Records from a collection:
━━━━━━━━

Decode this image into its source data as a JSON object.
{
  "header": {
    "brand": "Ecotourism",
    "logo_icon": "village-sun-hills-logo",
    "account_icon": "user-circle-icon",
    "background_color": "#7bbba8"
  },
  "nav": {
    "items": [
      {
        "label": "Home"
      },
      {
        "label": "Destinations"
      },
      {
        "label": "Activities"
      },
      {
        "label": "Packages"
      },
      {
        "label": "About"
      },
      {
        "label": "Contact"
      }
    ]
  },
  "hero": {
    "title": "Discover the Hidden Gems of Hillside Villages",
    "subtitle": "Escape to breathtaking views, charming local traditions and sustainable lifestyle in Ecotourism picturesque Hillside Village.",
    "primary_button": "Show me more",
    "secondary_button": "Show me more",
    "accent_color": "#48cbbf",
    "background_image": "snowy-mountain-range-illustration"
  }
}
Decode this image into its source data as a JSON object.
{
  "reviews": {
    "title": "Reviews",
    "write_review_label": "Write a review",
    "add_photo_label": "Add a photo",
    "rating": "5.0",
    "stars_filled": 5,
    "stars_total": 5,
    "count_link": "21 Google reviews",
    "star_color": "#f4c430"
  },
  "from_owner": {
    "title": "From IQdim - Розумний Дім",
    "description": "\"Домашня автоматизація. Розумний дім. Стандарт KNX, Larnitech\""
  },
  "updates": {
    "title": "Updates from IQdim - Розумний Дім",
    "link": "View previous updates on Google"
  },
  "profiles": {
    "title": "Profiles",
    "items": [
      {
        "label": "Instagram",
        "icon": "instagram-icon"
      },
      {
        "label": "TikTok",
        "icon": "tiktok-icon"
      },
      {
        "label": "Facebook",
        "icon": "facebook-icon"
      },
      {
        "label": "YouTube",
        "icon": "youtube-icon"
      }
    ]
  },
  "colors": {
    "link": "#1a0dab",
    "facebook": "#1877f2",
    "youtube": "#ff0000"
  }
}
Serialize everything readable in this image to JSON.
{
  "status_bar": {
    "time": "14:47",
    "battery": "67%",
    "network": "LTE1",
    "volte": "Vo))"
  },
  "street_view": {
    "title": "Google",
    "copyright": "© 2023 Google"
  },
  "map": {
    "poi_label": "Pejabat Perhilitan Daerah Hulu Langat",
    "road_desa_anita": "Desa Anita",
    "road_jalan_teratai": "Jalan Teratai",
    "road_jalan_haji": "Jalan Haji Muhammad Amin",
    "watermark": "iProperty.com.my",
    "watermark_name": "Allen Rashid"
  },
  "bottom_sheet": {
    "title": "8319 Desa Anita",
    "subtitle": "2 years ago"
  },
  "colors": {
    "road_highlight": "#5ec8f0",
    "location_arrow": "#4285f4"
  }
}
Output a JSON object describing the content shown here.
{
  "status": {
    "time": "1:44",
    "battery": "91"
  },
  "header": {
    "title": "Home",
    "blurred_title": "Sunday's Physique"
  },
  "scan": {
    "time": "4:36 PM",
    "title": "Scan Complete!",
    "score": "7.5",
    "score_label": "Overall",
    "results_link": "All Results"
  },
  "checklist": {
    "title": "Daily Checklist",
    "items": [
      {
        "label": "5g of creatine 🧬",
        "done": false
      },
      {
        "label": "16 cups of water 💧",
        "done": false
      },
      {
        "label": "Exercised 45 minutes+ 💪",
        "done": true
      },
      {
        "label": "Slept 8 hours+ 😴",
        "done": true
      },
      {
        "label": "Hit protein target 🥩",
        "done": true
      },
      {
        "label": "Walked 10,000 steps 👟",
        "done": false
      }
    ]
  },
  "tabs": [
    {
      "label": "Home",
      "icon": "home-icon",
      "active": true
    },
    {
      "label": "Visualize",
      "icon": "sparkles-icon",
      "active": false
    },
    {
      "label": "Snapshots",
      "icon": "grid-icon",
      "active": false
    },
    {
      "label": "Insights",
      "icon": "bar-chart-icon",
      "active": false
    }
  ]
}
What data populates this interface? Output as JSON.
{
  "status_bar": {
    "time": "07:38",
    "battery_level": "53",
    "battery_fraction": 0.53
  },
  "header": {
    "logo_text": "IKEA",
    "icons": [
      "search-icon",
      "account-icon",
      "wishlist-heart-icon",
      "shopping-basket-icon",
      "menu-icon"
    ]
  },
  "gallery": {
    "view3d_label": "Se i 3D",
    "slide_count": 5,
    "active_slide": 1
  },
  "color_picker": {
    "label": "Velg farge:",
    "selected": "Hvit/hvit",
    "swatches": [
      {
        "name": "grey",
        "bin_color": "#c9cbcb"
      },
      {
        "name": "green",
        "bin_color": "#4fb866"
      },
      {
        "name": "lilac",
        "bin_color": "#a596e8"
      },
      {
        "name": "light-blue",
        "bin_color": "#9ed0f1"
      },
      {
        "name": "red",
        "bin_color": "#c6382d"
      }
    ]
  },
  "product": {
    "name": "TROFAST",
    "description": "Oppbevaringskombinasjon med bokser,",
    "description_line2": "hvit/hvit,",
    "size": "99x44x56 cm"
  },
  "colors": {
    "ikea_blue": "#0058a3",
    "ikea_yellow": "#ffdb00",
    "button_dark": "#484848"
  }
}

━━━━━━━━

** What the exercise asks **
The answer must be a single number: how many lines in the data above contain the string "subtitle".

** Exercise response **
2